### Exercise description
Where a picture appears in the data below, exclude it; restate everything else word for word.

-- Opening Marker --

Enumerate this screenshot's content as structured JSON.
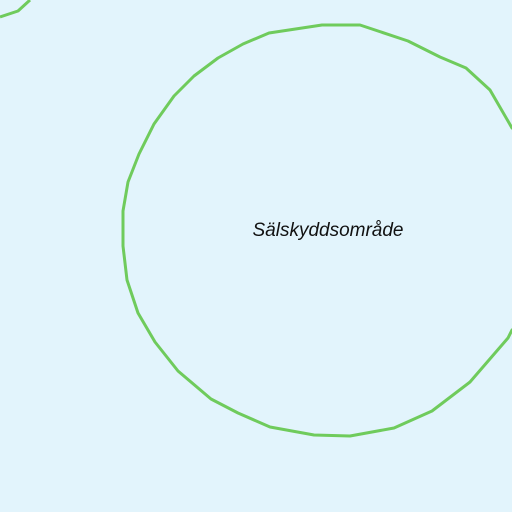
{
  "map": {
    "water_color": "#e2f4fc",
    "boundary_color": "#6fcb5c",
    "protected_area": {
      "label": "Sälskyddsområde"
    }
  }
}
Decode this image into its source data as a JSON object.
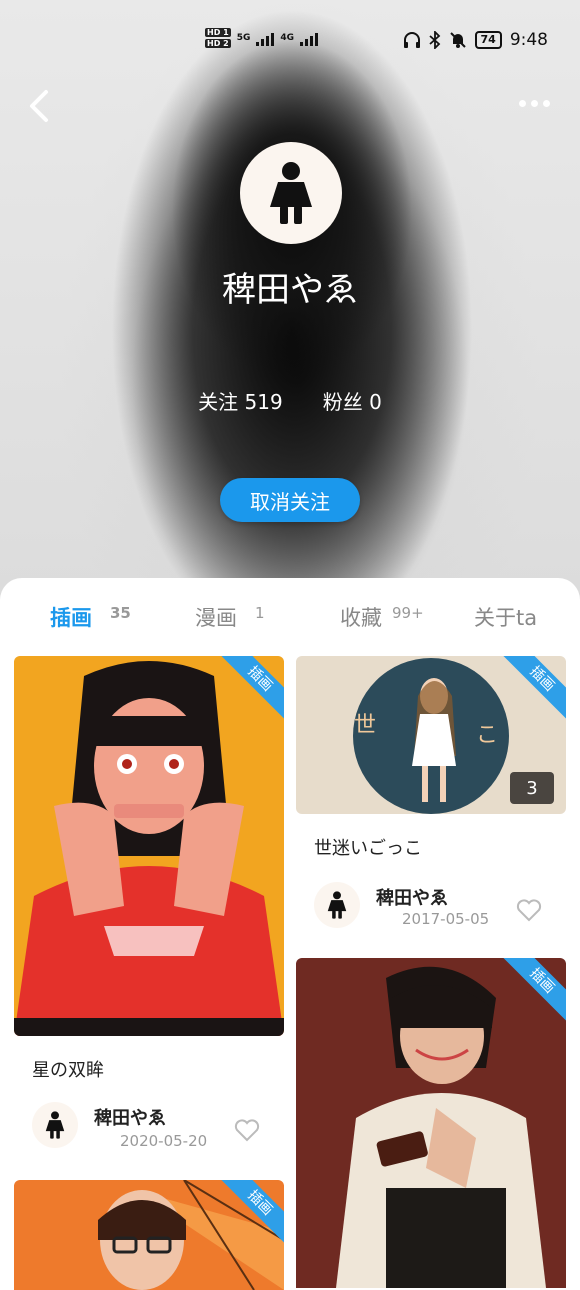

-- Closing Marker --

### Output
Enumerate this screenshot's content as structured JSON.
{
  "map": {
    "water_color": "#e2f4fc",
    "boundary_color": "#6fcb5c",
    "protected_area": {
      "label": "Sälskyddsområde"
    }
  }
}
Decode this image into its source data as a JSON object.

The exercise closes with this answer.